Several points that stood out to me was the chore board, the family mission statement, the deep family conversations, and the variety of new ways to connect with your kids and parents.  We've always held firm to family dinners around our kitchen table and have fascinating conversations about our days which I always believed gave my kids the idea of empathy towards each other and the world as we discuss politics and events.  The family dinner is discussed in the book and Bruce agreed that it is important to gather at the table it is even more important what you talk about the table so I've worked harder at discussing family history.  With two kids at the table I asked if the kids could think of where their grandparents had gone to school; both high school and college.  I was happy that every one enjoyed the conversation which was meant to talk about how each family has had good and bad experiences and all survived better for both experiences.

One of the latter chapters talks about bonding through challenges.  The example Bruce uses is through an ex-Navy person who now leads people on grueling challenges which creates a bond between participants.  I, myself, am NOT up for that challenge but I came up with a small mini-challenge for my own two-Make cookies together!  Didn't you wonder how I was ever going to pull this around to real food?  

Our two younger kids are 7 years apart and have very little in common, their words not mine.  Groovy Girl is all dance, glitter, AG dolls, Barbies, and drama while College Boy is all slightly sullen, bossy, king-of-his world attitude and they clash like Kronos' kids.  It was just me and the kids looking for something to do together while Dad was off practicing with his bluegrass band.  I casually offered the challenge to them as I handed them the recipe which came attached to a recent purchase of canola oil.  While I don't usually use recipes attached to packages this one appeared easy and kid-friendly.

I got the big mixer out for them and walked away.  Groovy Girl, bless her heart, knew to get all the ingredients out first.  College Boy took control of the mixer after his sister turned it to supersonic speed on her first go.  They worked together quiet easily.  She measured, cracked, and stirred, then handed each ingredient to him to add to the dough.  

As they worked I shot a few photos on my phone and listened to them chatter about other baking experiences with me.  Groovy Girl felt bad about  a recent baking experience with her and I where she blasted the mixer, letting flour fly all over the kitchen and College Boy recounted a similar experience when he was younger, which made her feel better.  They even smiled at each other a few times.  Food is a great bridge for people of all kinds,  We join with our families, sharing recipes, sharing traditions, exchanging recipes, and loving each moment.  I know my children will bring cooking into their own homes, remembering the times they spent with me in the kitchen and at the table.  

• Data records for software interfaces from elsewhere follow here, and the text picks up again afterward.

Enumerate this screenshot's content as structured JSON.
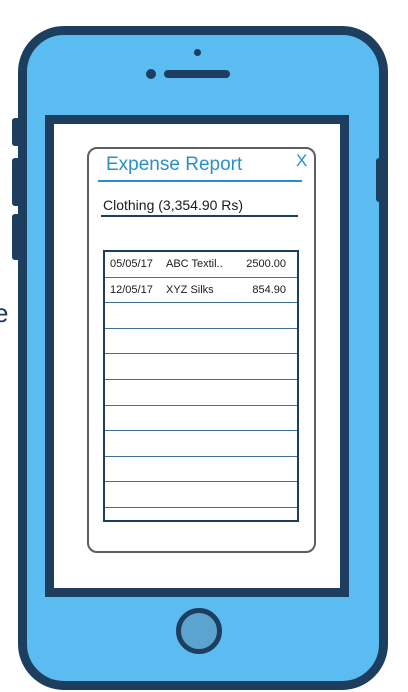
{
  "stray_text": "e",
  "dialog": {
    "title": "Expense Report",
    "close_label": "X",
    "category_summary": "Clothing (3,354.90 Rs)"
  },
  "transactions": [
    {
      "date": "05/05/17",
      "vendor": "ABC Textil..",
      "amount": "2500.00"
    },
    {
      "date": "12/05/17",
      "vendor": "XYZ Silks",
      "amount": "854.90"
    },
    {
      "date": "",
      "vendor": "",
      "amount": ""
    },
    {
      "date": "",
      "vendor": "",
      "amount": ""
    },
    {
      "date": "",
      "vendor": "",
      "amount": ""
    },
    {
      "date": "",
      "vendor": "",
      "amount": ""
    },
    {
      "date": "",
      "vendor": "",
      "amount": ""
    },
    {
      "date": "",
      "vendor": "",
      "amount": ""
    },
    {
      "date": "",
      "vendor": "",
      "amount": ""
    },
    {
      "date": "",
      "vendor": "",
      "amount": ""
    }
  ],
  "colors": {
    "phone_body": "#5bbcf2",
    "phone_frame": "#1d3e5e",
    "accent": "#2a8fc6"
  }
}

The cookie recipe they created together:

Brown Sugar Cookies

1/2 cup Crisco Shortening (I know-blech)
1/2 cup (unsalted) butter
1 1/4 cup packed brown sugar
1 large (farm fresh) egg
1 tsp vanilla
2 cups (unbleached) flour (maybe even a mix of wheat and white)
1/2 tsp baking soda
1/4 tsp salt

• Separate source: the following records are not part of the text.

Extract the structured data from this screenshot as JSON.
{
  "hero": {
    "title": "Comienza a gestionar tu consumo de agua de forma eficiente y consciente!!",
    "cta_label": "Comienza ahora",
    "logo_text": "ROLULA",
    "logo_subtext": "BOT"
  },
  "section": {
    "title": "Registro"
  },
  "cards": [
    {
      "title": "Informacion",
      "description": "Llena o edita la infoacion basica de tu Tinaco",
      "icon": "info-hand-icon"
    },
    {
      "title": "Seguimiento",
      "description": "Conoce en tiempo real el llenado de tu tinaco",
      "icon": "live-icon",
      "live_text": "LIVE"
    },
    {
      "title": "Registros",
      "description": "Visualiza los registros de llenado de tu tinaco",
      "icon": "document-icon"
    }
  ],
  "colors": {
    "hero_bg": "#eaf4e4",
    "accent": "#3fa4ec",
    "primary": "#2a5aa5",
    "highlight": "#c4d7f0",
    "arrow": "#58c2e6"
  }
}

Heat oven to 350 degrees.  
Beat shortening, butter, brown sugar, egg, and vanilla in medium bowl of with electric mixer on medium speed until creamy.  Stir together flour, baking soda, and salt in medium bowl.  Add gradually to creamed mixture, beating on low speed until blended.

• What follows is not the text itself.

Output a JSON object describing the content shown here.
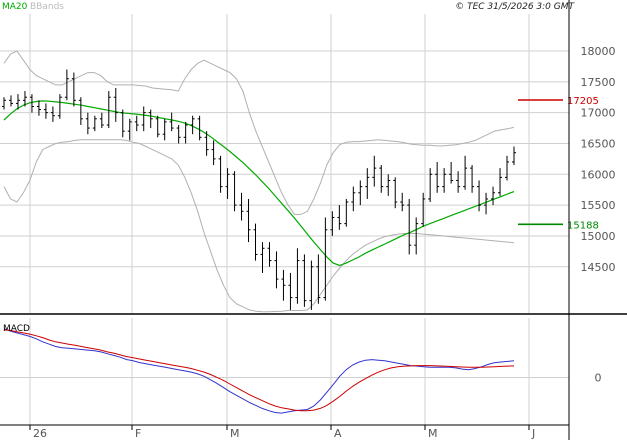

Shape dough into 1-inch balls.  Place two inches apart on un-greased baking sheet.
Bake 12-14 minutes or until golden brown.
Cool on baking sheet for 2 minutes.  Remove to wire rack to cool completely.
Makes about 4 dozen.

*I wouldn't cook them until they get golden brown unless you like your cookies crispy.  I took several pans out at about 10 minutes because we prefer a softer cookie.  Also to the second half of the batch we added chocolate chips as College Boy feels strongly that there is no true purpose for a cookie to exist with out chips in it.  I probably won't make it again, opting to make our regular chocolate chip recipe instead but the experience was worth it.

Enjoy Weekend Cooking at Beth Fish Reads where you will find many food-related posts.